■ **YOUR INSTRUCTIONS**
Single out the lines of the material that contain "игра" and copy them.

■ **EXTRACTED DATA**
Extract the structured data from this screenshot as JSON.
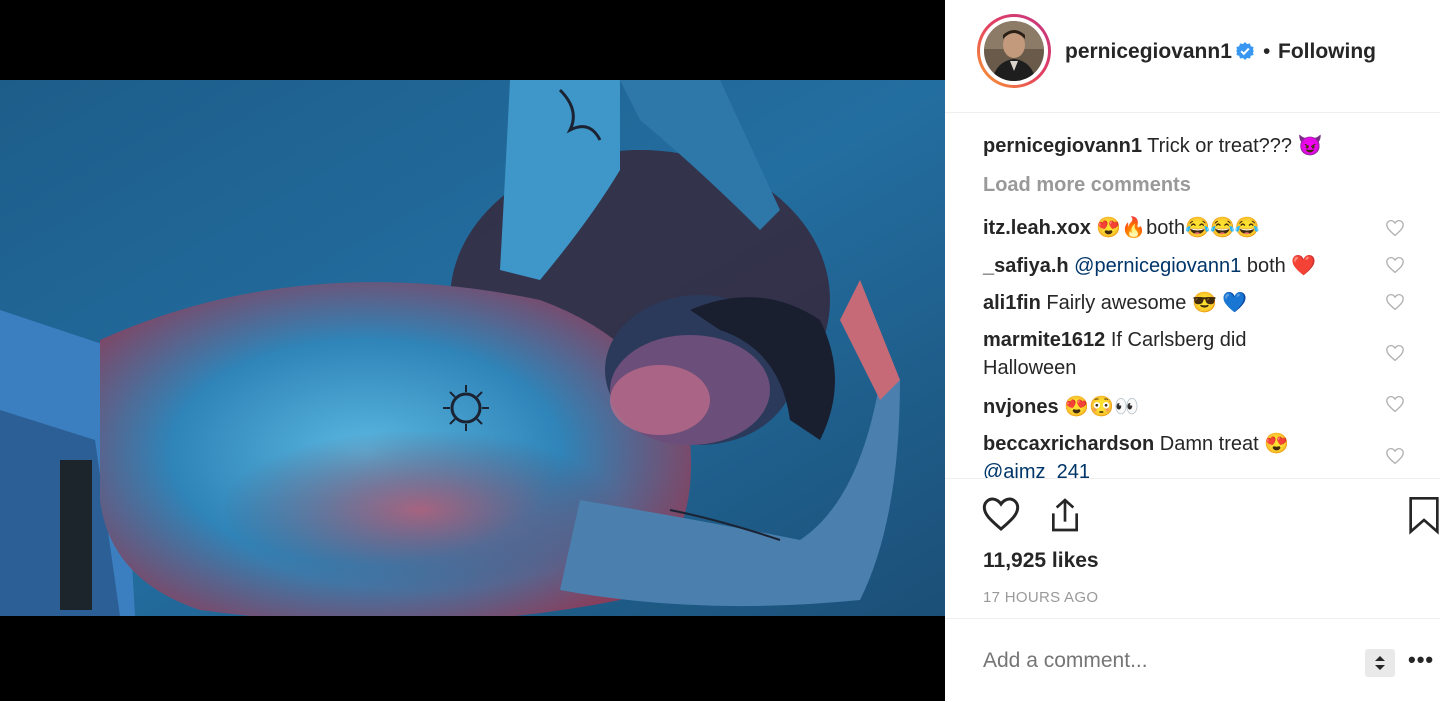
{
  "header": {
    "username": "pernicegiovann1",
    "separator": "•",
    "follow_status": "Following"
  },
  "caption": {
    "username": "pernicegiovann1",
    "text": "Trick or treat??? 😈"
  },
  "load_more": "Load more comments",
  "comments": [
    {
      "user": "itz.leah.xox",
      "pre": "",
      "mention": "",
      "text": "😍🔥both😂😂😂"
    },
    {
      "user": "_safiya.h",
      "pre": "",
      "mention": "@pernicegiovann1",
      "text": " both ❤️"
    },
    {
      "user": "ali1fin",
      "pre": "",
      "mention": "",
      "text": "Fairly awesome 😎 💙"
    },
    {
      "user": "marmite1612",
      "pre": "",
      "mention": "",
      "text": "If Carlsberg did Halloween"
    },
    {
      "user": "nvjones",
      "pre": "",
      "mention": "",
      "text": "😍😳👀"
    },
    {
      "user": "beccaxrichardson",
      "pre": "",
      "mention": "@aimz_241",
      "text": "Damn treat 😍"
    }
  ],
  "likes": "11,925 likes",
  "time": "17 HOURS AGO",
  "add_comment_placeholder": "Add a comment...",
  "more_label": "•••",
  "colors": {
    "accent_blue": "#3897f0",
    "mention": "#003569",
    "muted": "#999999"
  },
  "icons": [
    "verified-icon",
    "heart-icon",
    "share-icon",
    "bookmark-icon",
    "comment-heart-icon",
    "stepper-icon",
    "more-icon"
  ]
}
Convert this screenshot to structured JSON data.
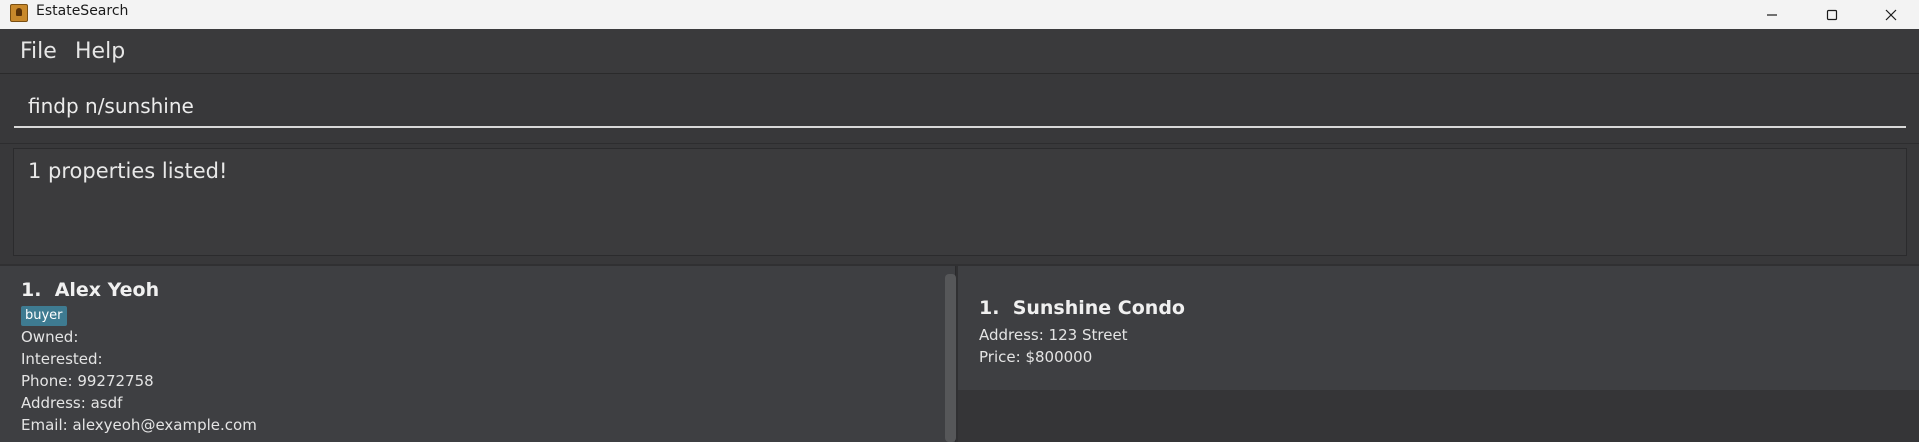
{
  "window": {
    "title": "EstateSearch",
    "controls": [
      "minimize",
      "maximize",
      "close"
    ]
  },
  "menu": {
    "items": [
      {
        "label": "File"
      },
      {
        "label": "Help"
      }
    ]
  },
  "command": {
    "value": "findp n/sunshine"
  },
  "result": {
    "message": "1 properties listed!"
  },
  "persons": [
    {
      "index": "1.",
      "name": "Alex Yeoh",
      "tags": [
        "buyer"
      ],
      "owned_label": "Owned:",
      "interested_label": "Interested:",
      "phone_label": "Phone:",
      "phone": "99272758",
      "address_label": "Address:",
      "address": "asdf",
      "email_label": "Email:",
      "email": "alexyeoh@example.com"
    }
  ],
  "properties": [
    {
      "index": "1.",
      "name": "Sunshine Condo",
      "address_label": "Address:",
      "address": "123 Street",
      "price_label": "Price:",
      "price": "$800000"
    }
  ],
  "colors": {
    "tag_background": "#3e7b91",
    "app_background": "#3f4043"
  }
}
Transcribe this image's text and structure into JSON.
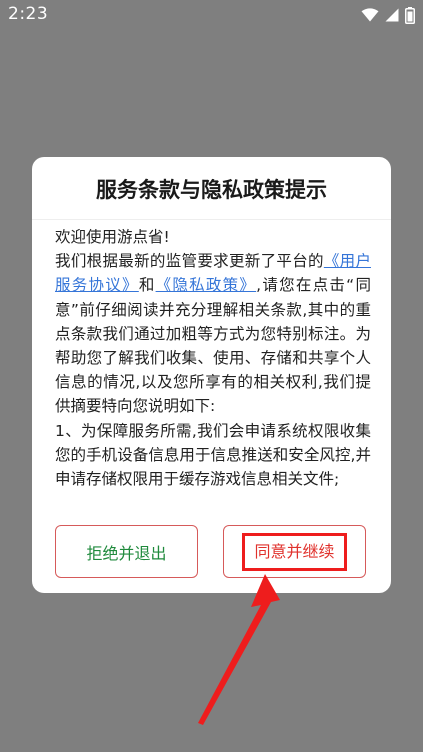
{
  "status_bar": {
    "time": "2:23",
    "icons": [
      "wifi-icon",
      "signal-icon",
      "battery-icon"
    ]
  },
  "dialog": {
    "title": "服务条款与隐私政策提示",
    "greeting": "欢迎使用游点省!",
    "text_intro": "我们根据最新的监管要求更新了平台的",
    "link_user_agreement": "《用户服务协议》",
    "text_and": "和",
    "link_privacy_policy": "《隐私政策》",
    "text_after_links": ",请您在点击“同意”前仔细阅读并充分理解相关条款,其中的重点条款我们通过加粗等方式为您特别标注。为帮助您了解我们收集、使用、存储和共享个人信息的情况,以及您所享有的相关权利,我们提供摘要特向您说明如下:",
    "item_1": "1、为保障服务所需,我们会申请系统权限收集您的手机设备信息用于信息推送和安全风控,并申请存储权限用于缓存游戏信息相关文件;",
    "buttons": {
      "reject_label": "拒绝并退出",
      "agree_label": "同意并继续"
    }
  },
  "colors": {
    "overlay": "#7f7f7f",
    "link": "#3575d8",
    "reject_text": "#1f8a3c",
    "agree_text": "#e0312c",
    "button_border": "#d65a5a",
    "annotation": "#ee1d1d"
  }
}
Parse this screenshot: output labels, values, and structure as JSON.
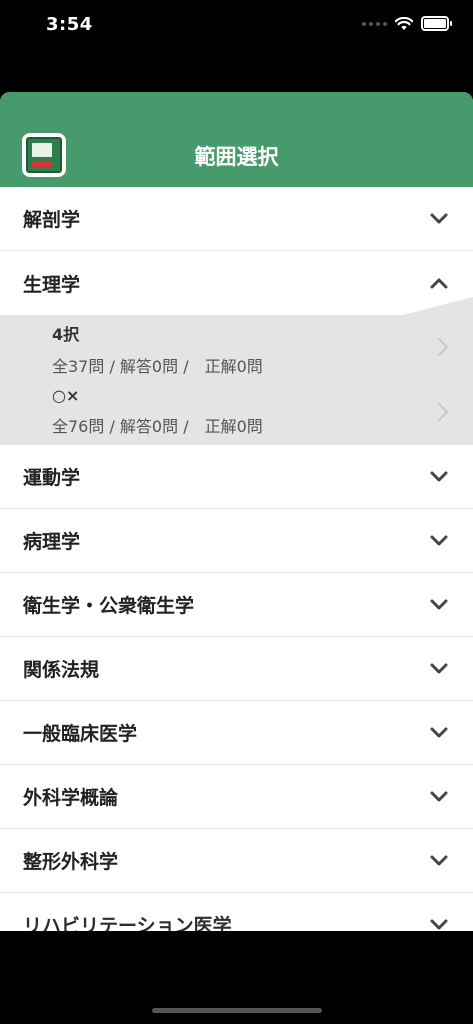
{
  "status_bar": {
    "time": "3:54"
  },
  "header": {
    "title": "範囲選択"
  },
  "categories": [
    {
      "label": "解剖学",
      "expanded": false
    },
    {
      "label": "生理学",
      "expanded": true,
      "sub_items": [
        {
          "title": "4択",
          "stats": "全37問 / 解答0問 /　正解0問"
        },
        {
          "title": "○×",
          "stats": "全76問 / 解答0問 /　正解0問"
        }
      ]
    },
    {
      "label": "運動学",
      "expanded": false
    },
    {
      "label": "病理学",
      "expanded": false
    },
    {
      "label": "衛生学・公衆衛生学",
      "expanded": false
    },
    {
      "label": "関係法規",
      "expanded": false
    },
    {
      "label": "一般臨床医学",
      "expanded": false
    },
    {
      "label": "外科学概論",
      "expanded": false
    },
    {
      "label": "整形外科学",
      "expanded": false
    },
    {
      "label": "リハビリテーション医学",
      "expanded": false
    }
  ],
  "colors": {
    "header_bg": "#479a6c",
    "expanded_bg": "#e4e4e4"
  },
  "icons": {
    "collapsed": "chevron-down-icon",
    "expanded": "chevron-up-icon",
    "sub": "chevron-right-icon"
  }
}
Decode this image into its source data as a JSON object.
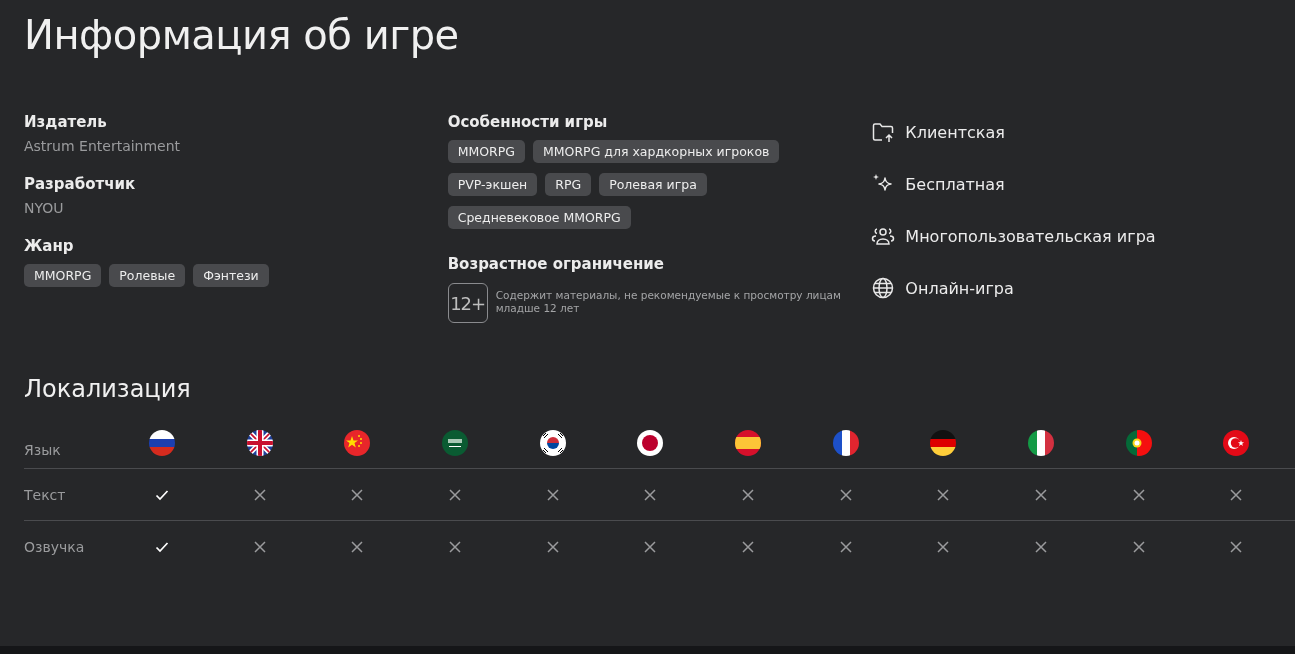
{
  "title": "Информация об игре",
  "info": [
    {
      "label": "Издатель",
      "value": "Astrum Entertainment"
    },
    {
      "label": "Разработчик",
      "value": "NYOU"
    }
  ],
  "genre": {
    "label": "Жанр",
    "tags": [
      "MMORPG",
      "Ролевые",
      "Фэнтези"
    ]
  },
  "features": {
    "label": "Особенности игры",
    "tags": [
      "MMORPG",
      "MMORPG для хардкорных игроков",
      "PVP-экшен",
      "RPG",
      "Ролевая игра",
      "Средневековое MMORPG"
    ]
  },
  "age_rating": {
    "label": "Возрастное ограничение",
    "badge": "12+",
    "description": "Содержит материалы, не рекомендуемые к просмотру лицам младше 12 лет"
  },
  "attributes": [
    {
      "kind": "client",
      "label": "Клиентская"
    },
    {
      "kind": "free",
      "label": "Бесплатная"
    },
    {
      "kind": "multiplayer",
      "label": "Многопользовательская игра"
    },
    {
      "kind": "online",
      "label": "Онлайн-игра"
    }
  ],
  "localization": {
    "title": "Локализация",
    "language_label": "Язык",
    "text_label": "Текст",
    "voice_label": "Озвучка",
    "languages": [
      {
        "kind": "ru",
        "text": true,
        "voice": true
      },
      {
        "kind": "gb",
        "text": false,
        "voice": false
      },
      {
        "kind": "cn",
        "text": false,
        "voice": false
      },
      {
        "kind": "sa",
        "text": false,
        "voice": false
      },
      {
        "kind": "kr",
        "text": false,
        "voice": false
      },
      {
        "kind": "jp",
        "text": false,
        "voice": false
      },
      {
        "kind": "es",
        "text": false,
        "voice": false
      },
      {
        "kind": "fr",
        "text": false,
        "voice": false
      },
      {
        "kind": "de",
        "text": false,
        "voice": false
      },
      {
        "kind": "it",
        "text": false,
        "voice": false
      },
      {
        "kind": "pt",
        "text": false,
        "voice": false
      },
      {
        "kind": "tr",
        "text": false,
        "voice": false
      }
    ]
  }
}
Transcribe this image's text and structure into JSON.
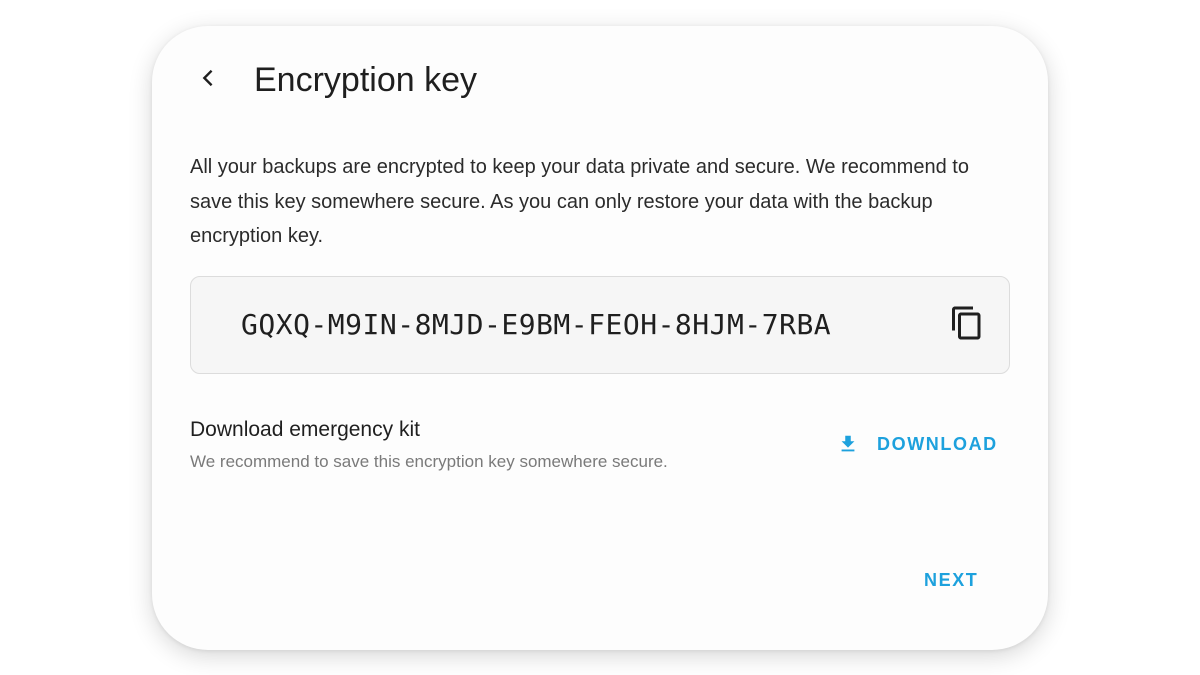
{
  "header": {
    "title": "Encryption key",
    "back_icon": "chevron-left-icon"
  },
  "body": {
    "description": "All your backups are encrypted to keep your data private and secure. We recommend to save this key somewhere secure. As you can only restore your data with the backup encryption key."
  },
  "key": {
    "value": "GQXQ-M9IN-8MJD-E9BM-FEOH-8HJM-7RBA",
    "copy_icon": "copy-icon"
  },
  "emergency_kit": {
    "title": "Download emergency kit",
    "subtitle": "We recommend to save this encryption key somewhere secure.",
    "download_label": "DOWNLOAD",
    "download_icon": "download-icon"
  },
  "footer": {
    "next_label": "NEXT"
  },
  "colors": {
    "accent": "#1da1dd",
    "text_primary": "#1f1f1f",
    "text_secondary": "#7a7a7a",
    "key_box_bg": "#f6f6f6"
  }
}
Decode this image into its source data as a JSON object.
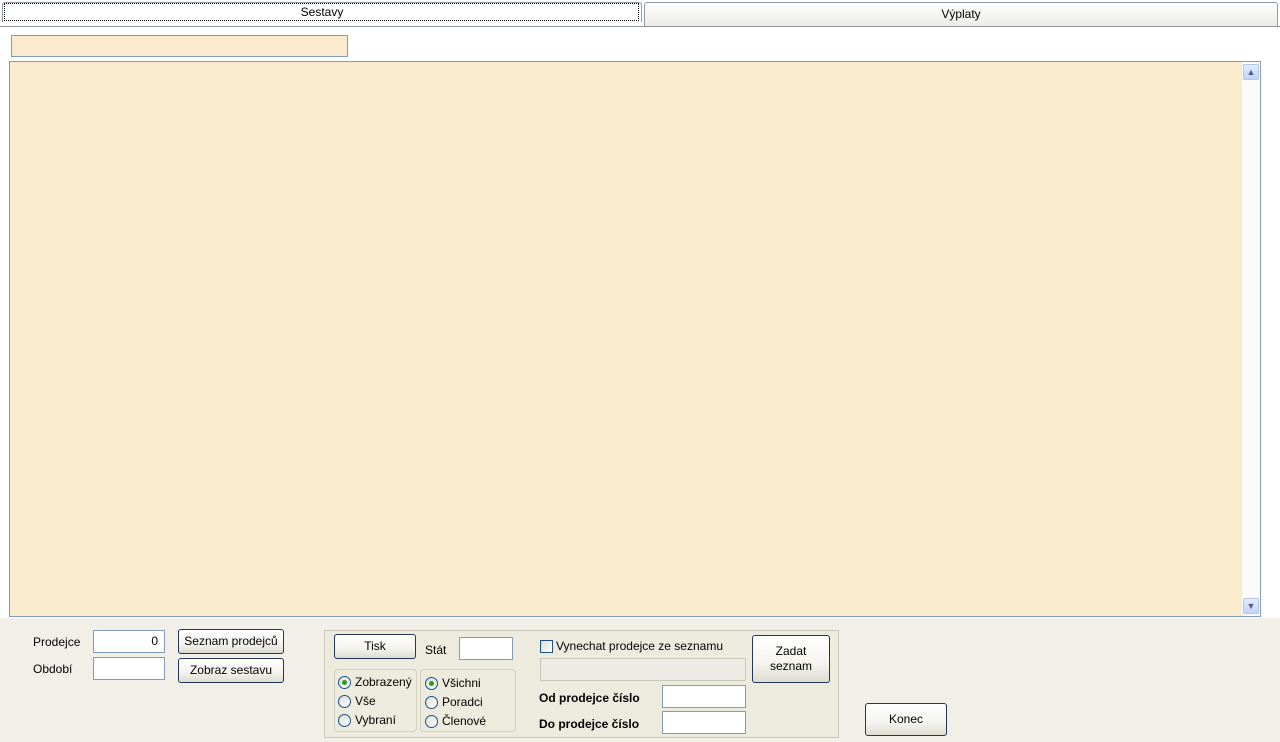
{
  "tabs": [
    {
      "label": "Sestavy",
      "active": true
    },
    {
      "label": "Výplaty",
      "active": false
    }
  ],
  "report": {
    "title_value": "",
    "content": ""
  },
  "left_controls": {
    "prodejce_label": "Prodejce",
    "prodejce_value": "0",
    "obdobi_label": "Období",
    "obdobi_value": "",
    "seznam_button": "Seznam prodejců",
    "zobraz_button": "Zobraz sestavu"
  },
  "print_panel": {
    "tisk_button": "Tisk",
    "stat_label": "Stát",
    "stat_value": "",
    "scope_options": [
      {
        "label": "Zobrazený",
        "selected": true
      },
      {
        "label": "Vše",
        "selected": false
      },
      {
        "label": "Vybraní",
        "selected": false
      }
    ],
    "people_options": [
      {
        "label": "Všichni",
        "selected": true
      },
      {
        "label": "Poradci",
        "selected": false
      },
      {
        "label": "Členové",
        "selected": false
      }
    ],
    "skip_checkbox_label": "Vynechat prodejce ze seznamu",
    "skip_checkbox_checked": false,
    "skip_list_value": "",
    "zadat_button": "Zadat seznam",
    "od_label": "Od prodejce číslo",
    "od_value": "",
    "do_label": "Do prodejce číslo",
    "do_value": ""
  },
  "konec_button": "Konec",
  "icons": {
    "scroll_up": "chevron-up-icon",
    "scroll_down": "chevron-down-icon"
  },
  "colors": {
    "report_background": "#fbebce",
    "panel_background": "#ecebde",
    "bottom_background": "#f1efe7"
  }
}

■ **REPLY**
      "Ролевая игра",
      "label": "Многопользовательская игра"
      "label": "Онлайн-игра"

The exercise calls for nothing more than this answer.